Compared to an average short interest of 2.2% for all Dow components, bets against these three companies stand at around 8%.
As evidenced by the recent selloff, most people don't believe the recovery will be straight up—or even a steady climb. So, the hot question right now is, what shape will it be—A triple-U? Square-root sign?
It's been a long time in coming -- Steven Spielberg's DreamWorks Studios just announced it completed its first phase of financing, allowing the studio co-run by Stacey Snider to start production.
AOL, often derided as the original gated community, is now manufacturing a broad array of digital media that is free for the grabbing., the New York Times reports.
Nielsen boxes are dinosaurs and despite Nielsen's expansion, the media and advertising business want to have a better sense of how and where people consume content. Sources tell me a major partnership is in the works.
Music fans around the world have a love-hate relationship Ticketmaster, which provides a seemingly infinite variety of live events, at a cost. Now the company is feeling the impact of the recession.
Finally there's progress in Hollywood's push to enter China. The WTO issued a 460 page ruling that demands that the Chinese government ease its restrictions, and among other things allow U.S. content companies to work with any distributors, not just those controlled by the government.
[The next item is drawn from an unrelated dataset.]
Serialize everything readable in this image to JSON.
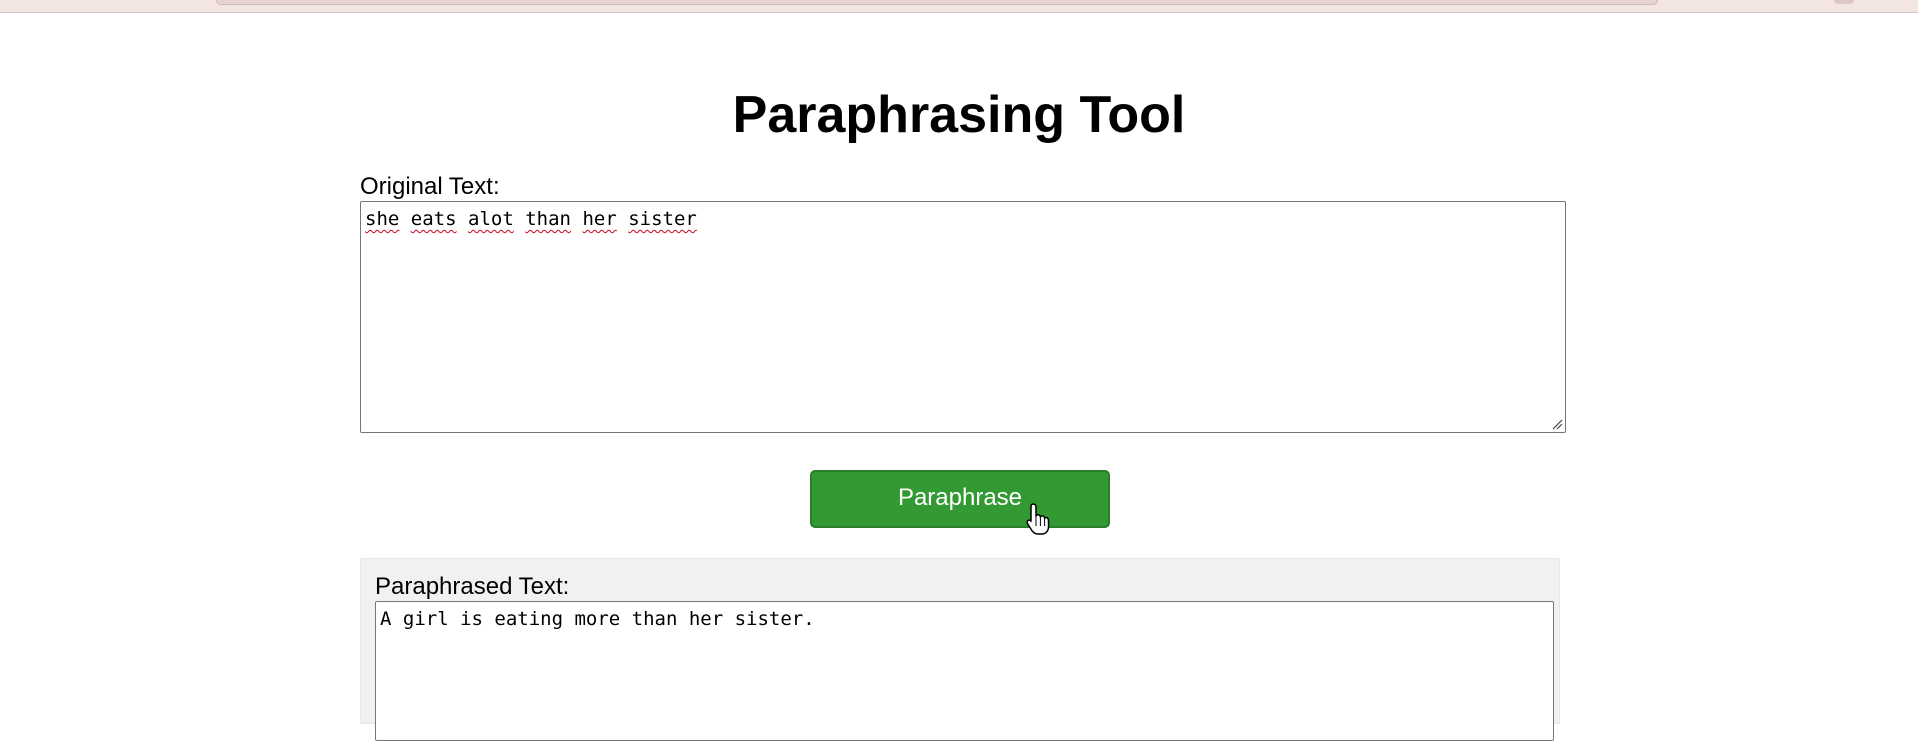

Score one for the movie studios in their ongoing battle to fight digital piracy and protect intellectual property.